A video source can be an IP camera, other video streaming server, a specialized program working with a DVB card, and almost any system that can stream video over the network. Flussonic supports all major video transfer protocols.

In addition, Flussonic can generate a sample video stream fake://fake. This stream can be used, for example, to test the system health.

Open the configuration file /etc/flussonic/flussonic.conf and add there the following description of a live stream:

stream demo {
  input fake://fake;


  • stream is a keyword, followed by the name of the stream: demo. Next, in braces, goes the description of the stream parameters.

  • input specifies the source of the video.

  • fake://fake is a special address where you can get a sample video stream with a digital clock on a gray background.

After you changed the configuration file, you need to apply the settings. Execute the following command:

service flussonic reload

Now open in the browser the address http://IP:80/demo/embed.html and see the result.

See also:

Publishing video

Publication is a process where an external system connects to Flussonic Media Server and initiates the transmission of streaming video to Flussonic Media Server. To make this possible, you will need to configure a stream or a publishing location on the Flussonic server where you allow publication.

This can be done in two ways depending on whether you know the stream name in advance or not.

You know the stream name

In order to allow the publication into a certain separate stream, use the option input publish://:

stream publishdemo {
  input publish://;

The name of the stream (publishdemo) is known in advance by the Flussonic server because you have added a stream with this name to the configuration.

In this case you can publish the video stream to this URL:


And play it back at the URL:


Alternatively, you can add a stream for publications via the UI:

Adding a published stream

If you added a stream via the UI, it will be automatically added to the file, you do not need to edit the file, and you do not need to run the service flussonic reload command either.

You don't know the stream name

You will need to configure a publishing location (or prefix) on the Flussonic server where you allow publication. A single publishing location can be used to publish one or more streams.

The directive template specifies the prefix (here: mylive), allowing publication into any stream that has this prefix in its address:

template live-mylive {
  prefix mylive;
  input publish://;

The 'mylive' prefix is included in the configuration file by default after installation. You can find this section in /etc/flussonic/flussonic.conf. If this directive is missing in your configuration file, add it and reload the configuration to apply the settings:

service flussonic reload

Alternatively, you can add a stream for publications via the UI:

Adding a published stream

If you added a stream via the UI, it will be automatically added to the file, you do not need to edit the file, and you do not need to run the service flussonic reload command either.

We will publish video by using a special command-line utility for working with video streams. This tool is installed as the rtmp_push package and located in the /opt/flussonic/contrib directory.

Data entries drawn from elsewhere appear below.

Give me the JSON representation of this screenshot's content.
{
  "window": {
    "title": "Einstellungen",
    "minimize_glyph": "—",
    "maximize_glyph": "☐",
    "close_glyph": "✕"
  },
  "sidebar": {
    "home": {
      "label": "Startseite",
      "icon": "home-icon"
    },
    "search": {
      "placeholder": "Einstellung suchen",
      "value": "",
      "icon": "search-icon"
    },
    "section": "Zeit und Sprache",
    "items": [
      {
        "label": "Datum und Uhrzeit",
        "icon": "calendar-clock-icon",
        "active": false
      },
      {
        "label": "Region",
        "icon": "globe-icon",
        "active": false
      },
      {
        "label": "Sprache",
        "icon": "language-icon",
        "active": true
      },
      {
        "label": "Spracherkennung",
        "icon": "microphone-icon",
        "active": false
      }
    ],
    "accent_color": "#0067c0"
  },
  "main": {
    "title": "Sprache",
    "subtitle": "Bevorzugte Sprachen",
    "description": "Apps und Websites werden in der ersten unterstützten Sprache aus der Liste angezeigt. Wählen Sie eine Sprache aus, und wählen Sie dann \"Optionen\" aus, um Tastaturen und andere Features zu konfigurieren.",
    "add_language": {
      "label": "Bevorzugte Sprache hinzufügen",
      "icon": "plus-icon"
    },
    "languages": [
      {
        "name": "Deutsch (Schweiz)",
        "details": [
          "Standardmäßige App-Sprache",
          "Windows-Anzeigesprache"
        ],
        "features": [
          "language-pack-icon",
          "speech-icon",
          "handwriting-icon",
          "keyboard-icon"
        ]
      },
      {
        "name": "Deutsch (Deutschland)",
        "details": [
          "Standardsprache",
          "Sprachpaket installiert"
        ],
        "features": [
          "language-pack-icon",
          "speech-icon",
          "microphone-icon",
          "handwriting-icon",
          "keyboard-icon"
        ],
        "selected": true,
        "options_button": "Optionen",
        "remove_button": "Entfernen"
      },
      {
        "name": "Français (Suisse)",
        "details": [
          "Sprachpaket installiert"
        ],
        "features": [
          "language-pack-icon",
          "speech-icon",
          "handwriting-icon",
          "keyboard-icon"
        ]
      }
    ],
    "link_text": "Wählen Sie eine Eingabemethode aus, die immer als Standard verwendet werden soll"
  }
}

To publish a file via RTMP in the mylive location, use the following syntax:

/opt/flussonic/contrib/rtmp_push FILE.mp4 rtmp://FLUSSONIC-IP:1935/mylive/STREAM_NAME


Let's transmit video by using the RTMP protocol. The file bunny.mp4 (which was descibed earlier on this page, in Live streaming) will be the source of video:

/opt/flussonic/contrib/rtmp_push /opt/flussonic/priv/bunny.mp4 rtmp://

To see the result, open this address in the browser:



If you configured the prefix mylive, then you must specify the stream name that starts with mylive/ in the URL, for example, mylive/bunny. The stream name that goes after the prefix is defined by the client app that publishes video. The exact stream name is not reflected in the Flussonic configuration file.

See also:

  • Refer to the Publishing section to learn more about publishing video streams to Flussonic.